Each chapter is pretty short (ca. 14 pages, big writing). It introduces the topic by showing Emily and Paul in some situation (getting lost on the way to lunch with a client, meeting work colleagues in a new job, shouting at the kids, getting distracted, duking it out with co-workers) which inevitably goes badly. Then he introduces the brain systems involved in that interaction, explains how they work, and helps us to realise that those bits of the brain were only doing their thing - so it wasn't surprising Emily/Paul got flustered, lost, exasperated, etc. Then, now that we understand this, he suggests some very small changes Emily and Paul could make, and reruns the scenario - which inevitably turns out much better. Each chapter ends with a summary and four or five suggestions we can try out ourselves in similar situations.
The neuroscience explanations are straightforward and simple - you don't need a science degree to understand them. When you've read it, you'll probably think "why didn't we get this in school?!" (Much of it has only been discovered in the past 10 years or so.) We find out about dopamine, the amygdala (he calls it "amygdale"), the limbic system, the frontal lobes, alpha and gamma waves, mirror neurons, and more, and how they produce/influence our behaviour. To back it up, there are also about 20 pages of literature references and notes at the end.

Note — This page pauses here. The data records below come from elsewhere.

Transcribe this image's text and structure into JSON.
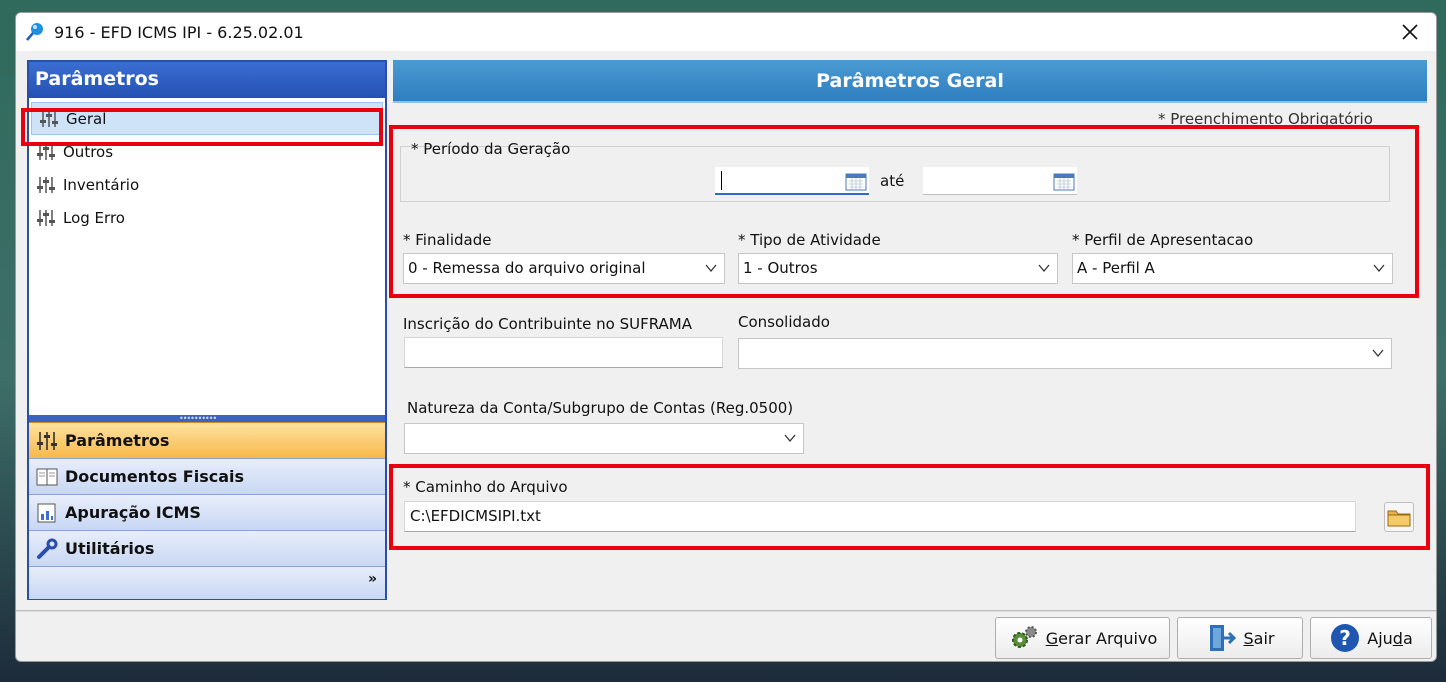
{
  "window": {
    "title": "916 - EFD ICMS IPI - 6.25.02.01"
  },
  "left": {
    "header": "Parâmetros",
    "tree": [
      {
        "label": "Geral",
        "selected": true
      },
      {
        "label": "Outros"
      },
      {
        "label": "Inventário"
      },
      {
        "label": "Log Erro"
      }
    ],
    "nav": [
      {
        "label": "Parâmetros",
        "icon": "sliders-icon",
        "active": true
      },
      {
        "label": "Documentos Fiscais",
        "icon": "book-icon"
      },
      {
        "label": "Apuração ICMS",
        "icon": "report-icon"
      },
      {
        "label": "Utilitários",
        "icon": "wrench-icon"
      }
    ],
    "footer_chevron": "»"
  },
  "main": {
    "header": "Parâmetros Geral",
    "required_note": "* Preenchimento Obrigatório",
    "periodo": {
      "label": "* Período da Geração",
      "start_value": "",
      "end_value": "",
      "separator": "até"
    },
    "finalidade": {
      "label": "* Finalidade",
      "value": "0 - Remessa do arquivo original"
    },
    "tipo_atividade": {
      "label": "* Tipo de Atividade",
      "value": "1 - Outros"
    },
    "perfil": {
      "label": "* Perfil de Apresentacao",
      "value": "A - Perfil A"
    },
    "suframa": {
      "label": "Inscrição do Contribuinte no SUFRAMA",
      "value": ""
    },
    "consolidado": {
      "label": "Consolidado",
      "value": ""
    },
    "natureza": {
      "label": "Natureza da Conta/Subgrupo de Contas (Reg.0500)",
      "value": ""
    },
    "caminho": {
      "label": "* Caminho do Arquivo",
      "value": "C:\\EFDICMSIPI.txt"
    }
  },
  "buttons": {
    "gerar": {
      "first": "G",
      "rest": "erar Arquivo"
    },
    "sair": {
      "first": "S",
      "rest": "air"
    },
    "ajuda": {
      "pre": "Aju",
      "ul": "d",
      "post": "a"
    }
  },
  "colors": {
    "highlight_red": "#e8000e",
    "header_blue": "#2f7ec0",
    "nav_active": "#f8b84a"
  }
}
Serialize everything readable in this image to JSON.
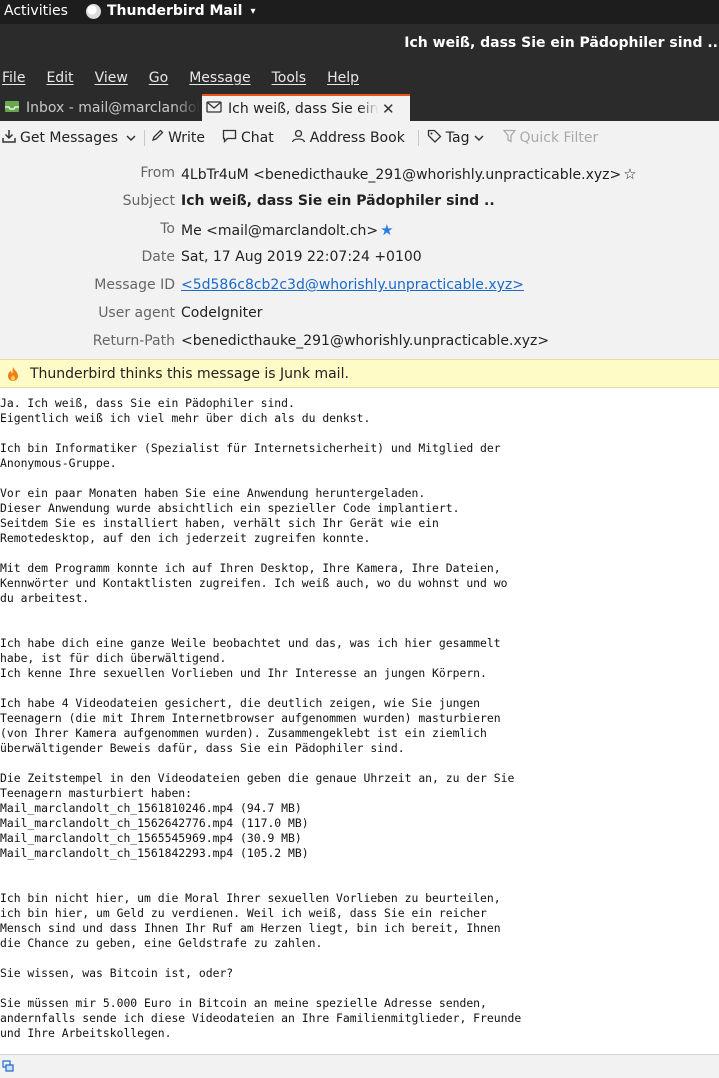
{
  "topbar": {
    "activities": "Activities",
    "app_name": "Thunderbird Mail",
    "caret": "▾"
  },
  "window": {
    "title": "Ich weiß, dass Sie ein Pädophiler sind .."
  },
  "menubar": {
    "items": [
      "File",
      "Edit",
      "View",
      "Go",
      "Message",
      "Tools",
      "Help"
    ]
  },
  "tabs": [
    {
      "label": "Inbox - mail@marclandolt.ch",
      "icon": "inbox-icon"
    },
    {
      "label": "Ich weiß, dass Sie ein Pädophiler sind ..",
      "icon": "envelope-icon",
      "close": "✕"
    }
  ],
  "toolbar": {
    "get_messages": "Get Messages",
    "write": "Write",
    "chat": "Chat",
    "address_book": "Address Book",
    "tag": "Tag",
    "quick_filter": "Quick Filter"
  },
  "headers": {
    "from": {
      "label": "From",
      "value": "4LbTr4uM <benedicthauke_291@whorishly.unpracticable.xyz>"
    },
    "subject": {
      "label": "Subject",
      "value": "Ich weiß, dass Sie ein Pädophiler sind .."
    },
    "to": {
      "label": "To",
      "value": "Me <mail@marclandolt.ch>"
    },
    "date": {
      "label": "Date",
      "value": "Sat, 17 Aug 2019 22:07:24 +0100"
    },
    "message_id": {
      "label": "Message ID",
      "value": "<5d586c8cb2c3d@whorishly.unpracticable.xyz>"
    },
    "user_agent": {
      "label": "User agent",
      "value": "CodeIgniter"
    },
    "return_path": {
      "label": "Return-Path",
      "value": "<benedicthauke_291@whorishly.unpracticable.xyz>"
    }
  },
  "junk_notice": "Thunderbird thinks this message is Junk mail.",
  "body_lines": [
    "Ja. Ich weiß, dass Sie ein Pädophiler sind.",
    "Eigentlich weiß ich viel mehr über dich als du denkst.",
    "",
    "Ich bin Informatiker (Spezialist für Internetsicherheit) und Mitglied der",
    "Anonymous-Gruppe.",
    "",
    "Vor ein paar Monaten haben Sie eine Anwendung heruntergeladen.",
    "Dieser Anwendung wurde absichtlich ein spezieller Code implantiert.",
    "Seitdem Sie es installiert haben, verhält sich Ihr Gerät wie ein",
    "Remotedesktop, auf den ich jederzeit zugreifen konnte.",
    "",
    "Mit dem Programm konnte ich auf Ihren Desktop, Ihre Kamera, Ihre Dateien,",
    "Kennwörter und Kontaktlisten zugreifen. Ich weiß auch, wo du wohnst und wo",
    "du arbeitest.",
    "",
    "",
    "Ich habe dich eine ganze Weile beobachtet und das, was ich hier gesammelt",
    "habe, ist für dich überwältigend.",
    "Ich kenne Ihre sexuellen Vorlieben und Ihr Interesse an jungen Körpern.",
    "",
    "Ich habe 4 Videodateien gesichert, die deutlich zeigen, wie Sie jungen",
    "Teenagern (die mit Ihrem Internetbrowser aufgenommen wurden) masturbieren",
    "(von Ihrer Kamera aufgenommen wurden). Zusammengeklebt ist ein ziemlich",
    "überwältigender Beweis dafür, dass Sie ein Pädophiler sind.",
    "",
    "Die Zeitstempel in den Videodateien geben die genaue Uhrzeit an, zu der Sie",
    "Teenagern masturbiert haben:",
    "Mail_marclandolt_ch_1561810246.mp4 (94.7 MB)",
    "Mail_marclandolt_ch_1562642776.mp4 (117.0 MB)",
    "Mail_marclandolt_ch_1565545969.mp4 (30.9 MB)",
    "Mail_marclandolt_ch_1561842293.mp4 (105.2 MB)",
    "",
    "",
    "Ich bin nicht hier, um die Moral Ihrer sexuellen Vorlieben zu beurteilen,",
    "ich bin hier, um Geld zu verdienen. Weil ich weiß, dass Sie ein reicher",
    "Mensch sind und dass Ihnen Ihr Ruf am Herzen liegt, bin ich bereit, Ihnen",
    "die Chance zu geben, eine Geldstrafe zu zahlen.",
    "",
    "Sie wissen, was Bitcoin ist, oder?",
    "",
    "Sie müssen mir 5.000 Euro in Bitcoin an meine spezielle Adresse senden,",
    "andernfalls sende ich diese Videodateien an Ihre Familienmitglieder, Freunde",
    "und Ihre Arbeitskollegen."
  ]
}
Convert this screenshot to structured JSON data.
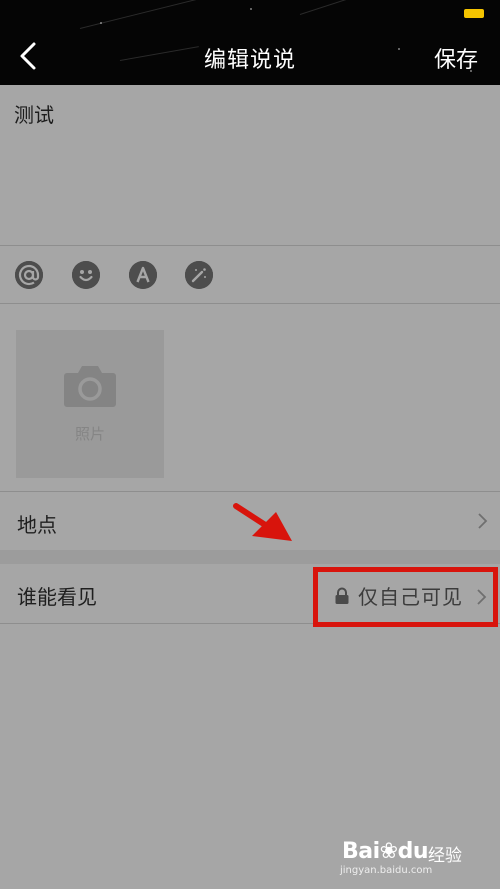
{
  "nav": {
    "title": "编辑说说",
    "save_label": "保存",
    "back_icon": "chevron-left-icon",
    "background": "#050505"
  },
  "post": {
    "text": "测试"
  },
  "toolbar": {
    "icons": [
      "at-icon",
      "emoji-icon",
      "font-icon",
      "magic-wand-icon"
    ]
  },
  "photo": {
    "label": "照片",
    "icon": "camera-icon"
  },
  "location_row": {
    "label": "地点"
  },
  "visibility_row": {
    "label": "谁能看见",
    "value": "仅自己可见",
    "icon": "lock-icon"
  },
  "annotation": {
    "highlight_color": "#d8140c"
  },
  "watermark": {
    "brand": "Bai",
    "brand2": "du",
    "experience": "经验",
    "url": "jingyan.baidu.com"
  }
}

Oh, and he has a nice, light sense of humour. A good person to sit next to on a transatlantic flight - puh, he'd even recognise when to stop talking!